The idea's pretty simple. Your stories over the previous weeks will have some kind of distribution as to how long they each took. Let's say that the stories took this number of days each until the next story was finished:
3, 2, 5, 4, 1, 2, 3, 10, ...
These often follow something called a Weibull distribution, which is skewed towards a big, fat tail since most discoveries slow you down more than they speed you up. (Human intuition tends to assume a normal distribution, which is one of the reasons we're usually optimistic.)
Sometimes though these distributions are bimodal (there's some legacy system that slows down every story that touches it, for instance) or just plain messy (nobody checks in on a Friday because they don't want to break the build). The good thing about Montecarlo simulations is... it doesn't matter! It works regardless of what your distribution is.
The way you do it is to calculate a random journey through the stories you have left, and find when that journey finishes. So let's say I reckon I have 60 stories left. For each story, I'm going to pick how long it took between stories randomly from your distribution.
1, 5, 4, 10, 3, 2, 10, 2, 5...
And you keep doing this until all 60 stories are done. Now add the number of days it took to the starting date...
...and then do it again.
Do it 1000 times or more (yes, you'll need software for this, or a specialized spreadsheet). It doesn't matter if that weird "10" gets picked twice because that won't happen for every journey; some will be strangely slow, but most will be faster. Record the end-dates for each journey.
Now you have something more than an estimate. You have a probabalistic forecast. So if I start on 1st January 2018, I might get something like:
Each one of those dates shows what percentage of the journeys you took finished by that date. This gives you an idea of the probability of hitting any given date with all the stories.
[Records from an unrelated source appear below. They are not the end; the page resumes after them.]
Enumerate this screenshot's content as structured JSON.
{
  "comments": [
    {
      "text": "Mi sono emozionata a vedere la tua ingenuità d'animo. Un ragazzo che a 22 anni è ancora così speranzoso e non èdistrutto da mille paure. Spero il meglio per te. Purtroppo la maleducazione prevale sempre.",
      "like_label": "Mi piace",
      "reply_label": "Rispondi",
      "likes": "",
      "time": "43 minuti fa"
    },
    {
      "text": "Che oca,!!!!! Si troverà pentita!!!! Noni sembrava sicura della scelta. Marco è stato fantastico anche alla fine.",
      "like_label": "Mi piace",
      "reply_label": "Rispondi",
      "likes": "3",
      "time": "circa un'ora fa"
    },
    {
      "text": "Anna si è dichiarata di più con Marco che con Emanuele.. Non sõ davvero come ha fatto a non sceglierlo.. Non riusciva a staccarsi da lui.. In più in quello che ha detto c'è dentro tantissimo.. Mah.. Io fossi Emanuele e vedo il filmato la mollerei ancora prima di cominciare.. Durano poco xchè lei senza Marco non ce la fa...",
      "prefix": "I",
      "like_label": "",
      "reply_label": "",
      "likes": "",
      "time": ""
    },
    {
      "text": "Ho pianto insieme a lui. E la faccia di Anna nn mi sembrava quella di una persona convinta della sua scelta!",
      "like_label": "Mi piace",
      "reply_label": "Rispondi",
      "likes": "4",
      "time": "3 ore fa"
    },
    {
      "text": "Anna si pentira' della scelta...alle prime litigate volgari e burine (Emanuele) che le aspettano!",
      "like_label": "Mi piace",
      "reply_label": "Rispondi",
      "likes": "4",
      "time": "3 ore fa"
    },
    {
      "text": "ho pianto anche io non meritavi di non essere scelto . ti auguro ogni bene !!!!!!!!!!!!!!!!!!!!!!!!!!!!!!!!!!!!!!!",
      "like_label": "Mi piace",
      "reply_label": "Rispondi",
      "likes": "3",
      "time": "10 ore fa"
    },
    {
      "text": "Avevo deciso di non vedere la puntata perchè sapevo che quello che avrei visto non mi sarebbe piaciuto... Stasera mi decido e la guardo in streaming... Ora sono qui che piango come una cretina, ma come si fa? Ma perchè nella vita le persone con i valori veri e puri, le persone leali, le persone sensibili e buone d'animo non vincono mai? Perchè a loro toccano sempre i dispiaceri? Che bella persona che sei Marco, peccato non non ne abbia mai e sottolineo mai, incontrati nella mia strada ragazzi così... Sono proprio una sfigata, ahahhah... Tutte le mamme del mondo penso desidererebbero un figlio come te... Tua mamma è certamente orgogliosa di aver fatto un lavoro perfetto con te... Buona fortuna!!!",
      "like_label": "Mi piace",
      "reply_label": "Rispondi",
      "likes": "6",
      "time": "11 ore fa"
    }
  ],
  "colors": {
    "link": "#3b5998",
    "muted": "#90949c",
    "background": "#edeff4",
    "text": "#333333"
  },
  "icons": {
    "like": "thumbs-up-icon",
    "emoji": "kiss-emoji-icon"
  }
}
Alternatively, you can see how many stories you get done by a given date, just counting until the date is reached.
Most people are really optimistic when they estimate, and you're lucky if you even hit 50% of journeys finishing by that date!
Troy Magennis of Focused Objective has free spreadsheets for things like this, and Dan Vacanti at Actionable Agile's tool is cheap enough and IMO excellent. Both of them also have numerous videos talking about the technique. I also have an open source project that has no validation yet but works well enough for importing Excel spreadsheets, including exports from Jira.
Troy recommends between 7 and 25 weeks' worth of data to get this to work; more than that is usually out-of-date. Do bear seasonal patterns in mind, though.
If you don't want to go through the hassle of Montecarlo, but you do want the probability distribution, a technique I learned from Douglas Hubbard, author of "How to measure anything", might help you.
I ask the team to give me an idea of when they think they'll ship. Usually they'll be really optimistic, so if it's early January they'll say "End of April", or something like that.
Then I ask them how likely they are to ship then. "Oh, 70%," they tell me.
So I offer them a hypothetical prize of £10,000 and two different ways to win it. They can either choose a red marble from a bag containing 7 red and 3 white marbles, or they can ship by the end of April.
They usually go for the marbles; despite saying they're 70% certain to ship, they prefer the chances of drawing 7 out of 10 marbles!
So we reduce the number of marbles in our hypothetical bag until they prefer to ship. That tells us what their real confidence levels are. By doing this with different numbers of marbles, we can get a range of different confidence levels.
How to use these
If you're dependent on the shipping date in any way, don't use anything less than 85% confidence. That's usually way out compared to most people's estimates. As the date gets closer you'll be able to see if you're going to make it or not, and you will still have a chance to expedite things or shift other dependencies if required.
Note that the business will not be happy... until they start seeing the time saved by not estimating in easily-gameable story points, and by not having to redo a ton of plans based on something that was never going to happen anyway. You might need to do a bit of education or navigate tricky politics until they accept reality.